__WHAT YOU NEED TO DO__.
Without the pictures, give the entries below again exactly as written.

#### SUPPLIED MATERIAL

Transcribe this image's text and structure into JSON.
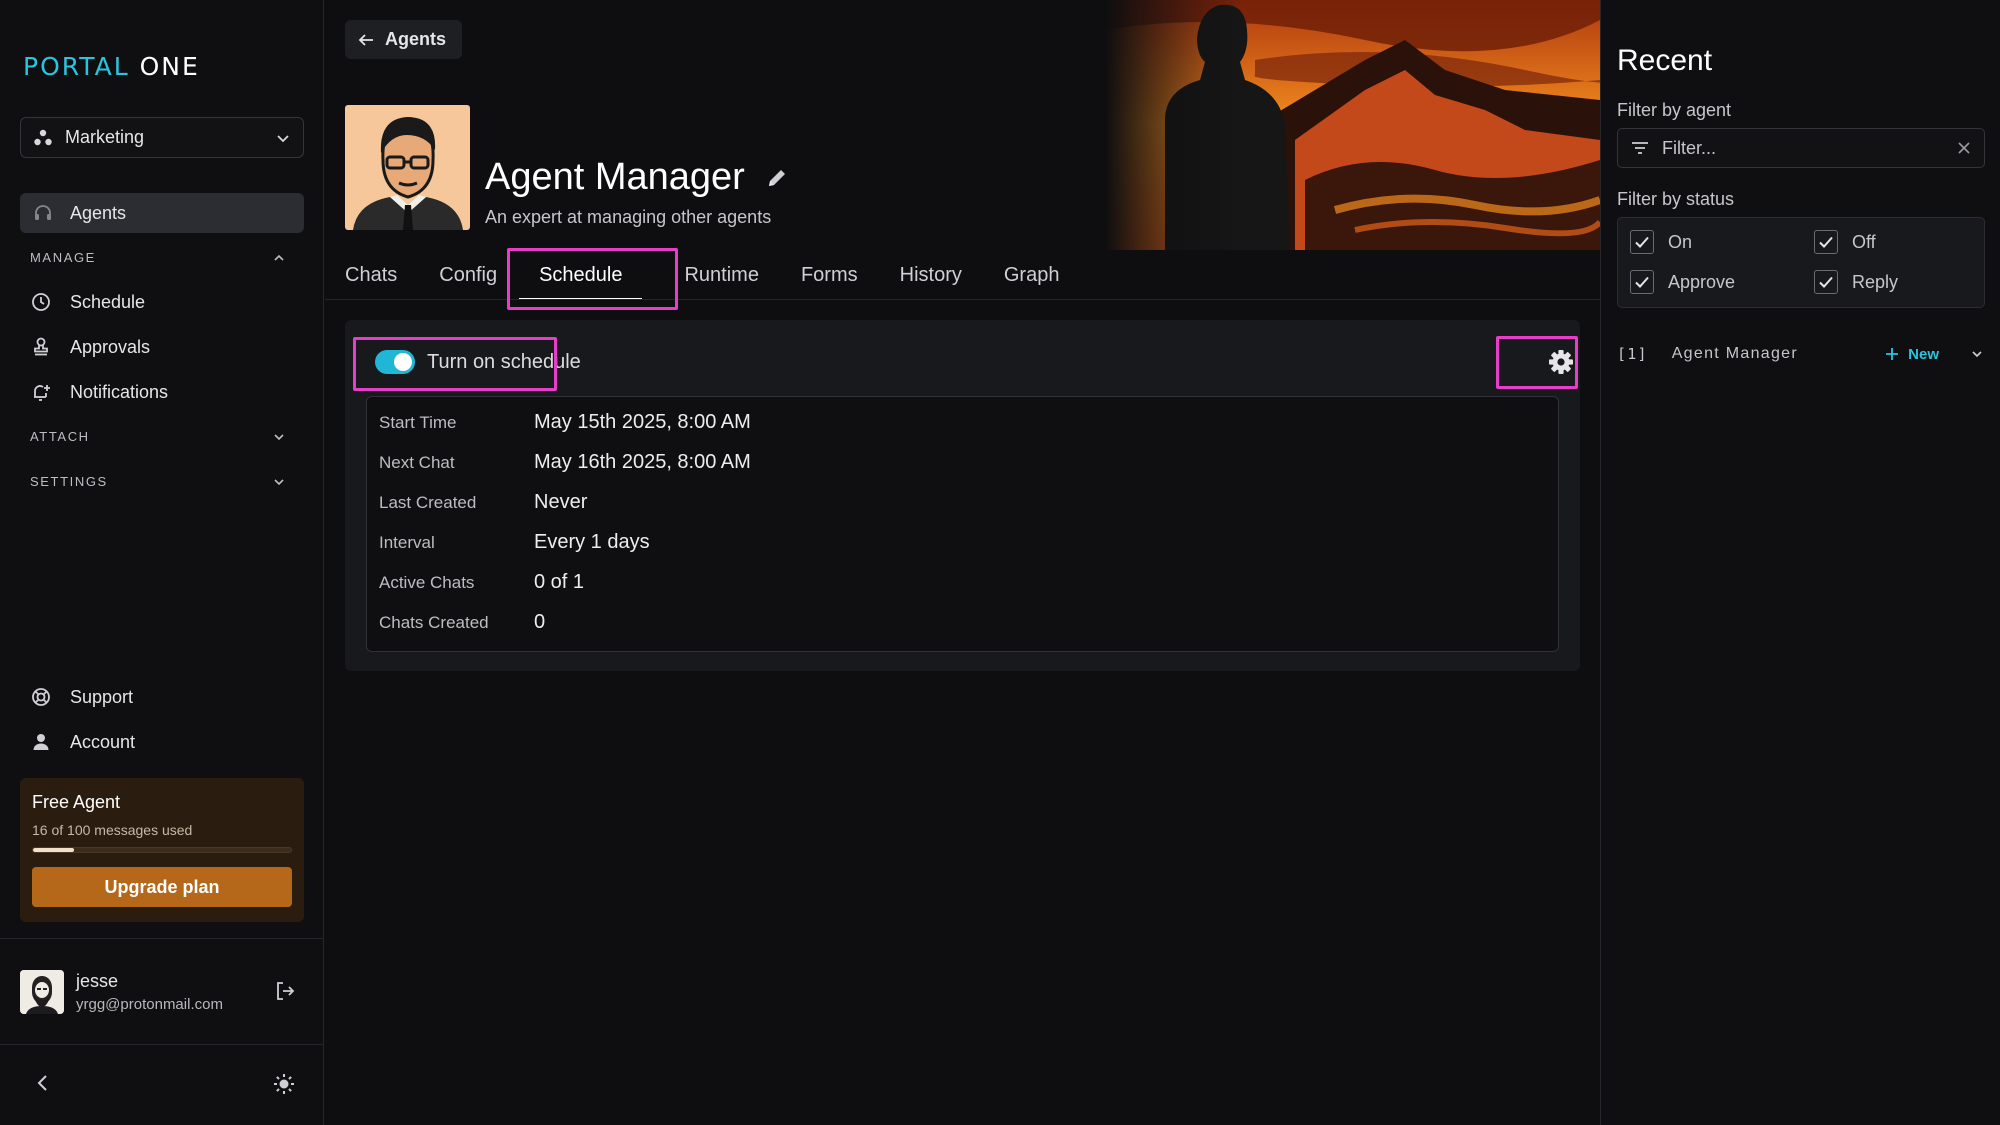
{
  "sidebar": {
    "logo_part1": "PORTAL",
    "logo_part2": "ONE",
    "workspace": "Marketing",
    "active_item": "Agents",
    "manage_header": "MANAGE",
    "manage_items": [
      "Schedule",
      "Approvals",
      "Notifications"
    ],
    "attach_header": "ATTACH",
    "settings_header": "SETTINGS",
    "bottom_items": [
      "Support",
      "Account"
    ],
    "plan": {
      "title": "Free Agent",
      "usage_text": "16 of 100 messages used",
      "usage_fraction": 0.16,
      "upgrade_label": "Upgrade plan"
    },
    "user": {
      "name": "jesse",
      "email": "yrgg@protonmail.com"
    }
  },
  "header": {
    "back_label": "Agents",
    "agent_name": "Agent Manager",
    "agent_description": "An expert at managing other agents"
  },
  "tabs": [
    "Chats",
    "Config",
    "Schedule",
    "Runtime",
    "Forms",
    "History",
    "Graph"
  ],
  "active_tab": "Schedule",
  "schedule": {
    "toggle_label": "Turn on schedule",
    "enabled": true,
    "rows": [
      {
        "label": "Start Time",
        "value": "May 15th 2025, 8:00 AM"
      },
      {
        "label": "Next Chat",
        "value": "May 16th 2025, 8:00 AM"
      },
      {
        "label": "Last Created",
        "value": "Never"
      },
      {
        "label": "Interval",
        "value": "Every 1 days"
      },
      {
        "label": "Active Chats",
        "value": "0 of 1"
      },
      {
        "label": "Chats Created",
        "value": "0"
      }
    ]
  },
  "recent": {
    "title": "Recent",
    "filter_agent_label": "Filter by agent",
    "filter_placeholder": "Filter...",
    "filter_status_label": "Filter by status",
    "statuses": [
      {
        "label": "On",
        "checked": true
      },
      {
        "label": "Off",
        "checked": true
      },
      {
        "label": "Approve",
        "checked": true
      },
      {
        "label": "Reply",
        "checked": true
      }
    ],
    "items": [
      {
        "index": "[1]",
        "name": "Agent Manager",
        "new_label": "New"
      }
    ]
  },
  "colors": {
    "accent": "#2bc4e0",
    "highlight": "#e63ec8",
    "upgrade": "#b5681a"
  }
}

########

__OUTPUT OF THE EXERCISE__.
Transcribe this image's text and structure into JSON.
{
  "sidebar": {
    "logo_part1": "PORTAL",
    "logo_part2": "ONE",
    "workspace": "Marketing",
    "active_item": "Agents",
    "manage_header": "MANAGE",
    "manage_items": [
      "Schedule",
      "Approvals",
      "Notifications"
    ],
    "attach_header": "ATTACH",
    "settings_header": "SETTINGS",
    "bottom_items": [
      "Support",
      "Account"
    ],
    "plan": {
      "title": "Free Agent",
      "usage_text": "16 of 100 messages used",
      "usage_fraction": 0.16,
      "upgrade_label": "Upgrade plan"
    },
    "user": {
      "name": "jesse",
      "email": "yrgg@protonmail.com"
    }
  },
  "header": {
    "back_label": "Agents",
    "agent_name": "Agent Manager",
    "agent_description": "An expert at managing other agents"
  },
  "tabs": [
    "Chats",
    "Config",
    "Schedule",
    "Runtime",
    "Forms",
    "History",
    "Graph"
  ],
  "active_tab": "Schedule",
  "schedule": {
    "toggle_label": "Turn on schedule",
    "enabled": true,
    "rows": [
      {
        "label": "Start Time",
        "value": "May 15th 2025, 8:00 AM"
      },
      {
        "label": "Next Chat",
        "value": "May 16th 2025, 8:00 AM"
      },
      {
        "label": "Last Created",
        "value": "Never"
      },
      {
        "label": "Interval",
        "value": "Every 1 days"
      },
      {
        "label": "Active Chats",
        "value": "0 of 1"
      },
      {
        "label": "Chats Created",
        "value": "0"
      }
    ]
  },
  "recent": {
    "title": "Recent",
    "filter_agent_label": "Filter by agent",
    "filter_placeholder": "Filter...",
    "filter_status_label": "Filter by status",
    "statuses": [
      {
        "label": "On",
        "checked": true
      },
      {
        "label": "Off",
        "checked": true
      },
      {
        "label": "Approve",
        "checked": true
      },
      {
        "label": "Reply",
        "checked": true
      }
    ],
    "items": [
      {
        "index": "[1]",
        "name": "Agent Manager",
        "new_label": "New"
      }
    ]
  },
  "colors": {
    "accent": "#2bc4e0",
    "highlight": "#e63ec8",
    "upgrade": "#b5681a"
  }
}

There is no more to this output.